“I think our better angels won; our better angels rose to the occasion,” he said. “We helped each other — we protected each other...We needed people to rise above themselves to get past the pettiness to be bigger than themselves and they did it.”
“While many employers are making arrangements for workers to telecommute rather than risking illness, workers like emergency medical personnel, firefighters, police officers, sanitation workers, transit workers and many others have continued to show up every day. And for their service, many have paid the ultimate price. This legislation ensures that their families are afforded the benefits they deserve for their unimaginable loss.” Assemblymember Peter Abbate said.
New York’s COVID-19 fatalities reached 23,848 on Saturday — up from 23,780 on Friday. Johns Hopkins University & Medicine’s online COVID-19 tracker, which includes probable virus deaths in its tally, listed the state’s virus death toll as 29,646.
The state saw a repeated 67 virus-related deaths Friday, including 47 in hospitals and 20 in nursing homes. New York’s COVID-19 death rate remains flat after having 67 fatalities Thursday and 74 fatalities Tuesday and Wednesday.
“Overall, that has been tremendous, tremendous progress from where we were,” Gov. Cuomo said.
The state tested 2,005,381 people in total by Saturday, revealing 369,660 total positive cases of the virus. New York’s hospitalization rates continued a downward trend to 3,619 patients, down 162, according to the governor’s office.
Ten more COVID-19 testing sites will open in 10 coronavirus “hotspot” ZIP codes that state officials identified with rigorous diagnostic and antibody testing. The virus remains most prevalent in low-income neighborhoods in Queens, the Bronx and Brooklyn where COVID-19 infection rates are more than 40 percent or twice the 19.9 percent infection rate of the city’s general population.
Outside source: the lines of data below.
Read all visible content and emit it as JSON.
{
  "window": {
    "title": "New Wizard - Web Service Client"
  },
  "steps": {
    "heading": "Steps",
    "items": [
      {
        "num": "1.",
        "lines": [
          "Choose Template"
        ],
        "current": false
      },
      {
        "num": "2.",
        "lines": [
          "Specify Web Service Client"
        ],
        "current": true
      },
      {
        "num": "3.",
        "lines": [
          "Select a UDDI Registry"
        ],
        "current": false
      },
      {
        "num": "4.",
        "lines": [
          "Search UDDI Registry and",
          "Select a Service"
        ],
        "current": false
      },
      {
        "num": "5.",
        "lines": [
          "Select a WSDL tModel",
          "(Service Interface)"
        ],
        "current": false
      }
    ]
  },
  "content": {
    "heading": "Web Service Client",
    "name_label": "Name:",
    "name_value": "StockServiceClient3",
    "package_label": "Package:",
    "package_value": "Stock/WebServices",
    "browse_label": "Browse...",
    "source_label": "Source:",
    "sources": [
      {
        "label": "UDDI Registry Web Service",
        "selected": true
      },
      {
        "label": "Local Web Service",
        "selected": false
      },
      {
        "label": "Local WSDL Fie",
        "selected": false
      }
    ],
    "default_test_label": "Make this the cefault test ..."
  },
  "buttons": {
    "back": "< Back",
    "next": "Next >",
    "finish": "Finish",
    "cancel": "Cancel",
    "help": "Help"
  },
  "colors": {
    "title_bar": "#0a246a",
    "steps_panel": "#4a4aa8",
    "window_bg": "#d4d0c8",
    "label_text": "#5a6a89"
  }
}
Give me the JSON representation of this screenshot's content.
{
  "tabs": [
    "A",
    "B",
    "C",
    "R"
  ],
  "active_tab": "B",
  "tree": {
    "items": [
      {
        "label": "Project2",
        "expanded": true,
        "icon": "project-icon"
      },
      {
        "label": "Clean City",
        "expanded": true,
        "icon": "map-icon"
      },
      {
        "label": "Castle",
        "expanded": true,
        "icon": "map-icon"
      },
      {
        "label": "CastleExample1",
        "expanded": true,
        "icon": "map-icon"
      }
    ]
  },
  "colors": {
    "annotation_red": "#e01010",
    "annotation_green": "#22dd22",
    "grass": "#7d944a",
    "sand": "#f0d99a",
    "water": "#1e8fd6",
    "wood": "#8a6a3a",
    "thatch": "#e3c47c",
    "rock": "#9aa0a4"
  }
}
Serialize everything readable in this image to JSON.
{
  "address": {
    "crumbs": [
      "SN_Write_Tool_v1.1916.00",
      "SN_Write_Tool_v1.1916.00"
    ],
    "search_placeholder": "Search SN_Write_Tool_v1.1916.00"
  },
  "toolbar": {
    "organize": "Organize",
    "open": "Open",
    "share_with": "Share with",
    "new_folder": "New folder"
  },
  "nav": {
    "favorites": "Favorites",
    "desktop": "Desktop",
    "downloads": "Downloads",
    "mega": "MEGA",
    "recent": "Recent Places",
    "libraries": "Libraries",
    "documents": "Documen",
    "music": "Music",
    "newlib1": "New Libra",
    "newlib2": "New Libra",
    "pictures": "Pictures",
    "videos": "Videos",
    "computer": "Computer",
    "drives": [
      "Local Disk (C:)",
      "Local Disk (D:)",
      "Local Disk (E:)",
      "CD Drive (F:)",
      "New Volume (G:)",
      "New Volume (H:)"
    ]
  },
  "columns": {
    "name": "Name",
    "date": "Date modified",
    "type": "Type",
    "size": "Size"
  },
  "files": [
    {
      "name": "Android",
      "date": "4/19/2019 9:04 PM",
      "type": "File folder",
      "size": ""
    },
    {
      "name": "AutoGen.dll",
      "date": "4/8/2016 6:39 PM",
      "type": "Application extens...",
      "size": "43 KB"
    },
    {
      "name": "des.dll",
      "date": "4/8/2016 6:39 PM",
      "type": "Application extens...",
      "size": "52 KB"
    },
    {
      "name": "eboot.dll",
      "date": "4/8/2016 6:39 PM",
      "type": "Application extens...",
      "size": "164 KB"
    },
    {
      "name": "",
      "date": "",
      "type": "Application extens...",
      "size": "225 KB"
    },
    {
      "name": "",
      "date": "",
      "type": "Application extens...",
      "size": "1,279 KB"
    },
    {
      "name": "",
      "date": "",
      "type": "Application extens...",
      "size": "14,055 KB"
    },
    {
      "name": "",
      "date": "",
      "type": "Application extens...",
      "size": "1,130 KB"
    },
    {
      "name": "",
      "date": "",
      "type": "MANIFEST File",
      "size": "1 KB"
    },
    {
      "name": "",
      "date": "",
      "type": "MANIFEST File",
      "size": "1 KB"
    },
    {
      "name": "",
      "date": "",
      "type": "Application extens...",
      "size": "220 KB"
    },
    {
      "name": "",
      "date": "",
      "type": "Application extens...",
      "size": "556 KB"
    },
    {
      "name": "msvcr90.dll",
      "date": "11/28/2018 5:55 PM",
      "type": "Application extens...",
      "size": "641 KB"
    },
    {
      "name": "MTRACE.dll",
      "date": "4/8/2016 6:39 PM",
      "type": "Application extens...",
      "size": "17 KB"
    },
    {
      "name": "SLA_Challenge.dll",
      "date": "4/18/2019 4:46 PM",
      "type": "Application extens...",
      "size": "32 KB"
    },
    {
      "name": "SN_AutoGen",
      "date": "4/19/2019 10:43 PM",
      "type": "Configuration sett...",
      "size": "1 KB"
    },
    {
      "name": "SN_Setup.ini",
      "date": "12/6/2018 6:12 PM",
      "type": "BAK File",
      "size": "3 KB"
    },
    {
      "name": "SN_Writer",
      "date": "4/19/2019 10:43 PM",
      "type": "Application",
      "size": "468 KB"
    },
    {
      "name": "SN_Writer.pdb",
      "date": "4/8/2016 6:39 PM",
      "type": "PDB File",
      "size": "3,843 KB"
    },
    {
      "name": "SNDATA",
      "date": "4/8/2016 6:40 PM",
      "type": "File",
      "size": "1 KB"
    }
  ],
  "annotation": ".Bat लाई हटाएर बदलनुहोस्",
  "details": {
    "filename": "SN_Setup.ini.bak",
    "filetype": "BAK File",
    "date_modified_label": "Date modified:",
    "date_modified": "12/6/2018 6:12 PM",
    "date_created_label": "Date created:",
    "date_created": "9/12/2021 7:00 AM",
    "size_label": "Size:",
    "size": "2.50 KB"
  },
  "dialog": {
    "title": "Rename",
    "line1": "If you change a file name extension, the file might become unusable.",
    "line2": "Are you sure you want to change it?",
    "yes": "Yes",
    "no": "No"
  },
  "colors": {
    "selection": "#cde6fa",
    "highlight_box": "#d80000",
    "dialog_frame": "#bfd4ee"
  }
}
The Capital District and Western New York regions could start Phase II of the state’s four-phase reopening plan next week. The state requires at least 14 days, or one COVID-19 infection cycle, between phases. Western New York started reopening May 19. The Capital District followed on May 20.
New York City continues to prepare for a June 8 reopening. Officials will focus on the city’s hospital system next week to procure sufficient personal protective equipment (PPE) in case of a second wave of the virus. Hospitals and healthcare centers cannot scramble for supplies, equipment and staffing if the state has another COVID-19 outbreak, Gov. Cuomo said. They must coordinate a plan now to shift patients and resources — not in the midst of a crisis, he said.
“On the first go around, we had to design the airplane as we were flying it,” the governor said. “We want to make sure we have that refined over the next week.”
Saturday marked 91 days since New York’s first positive COVID-19 case was reported.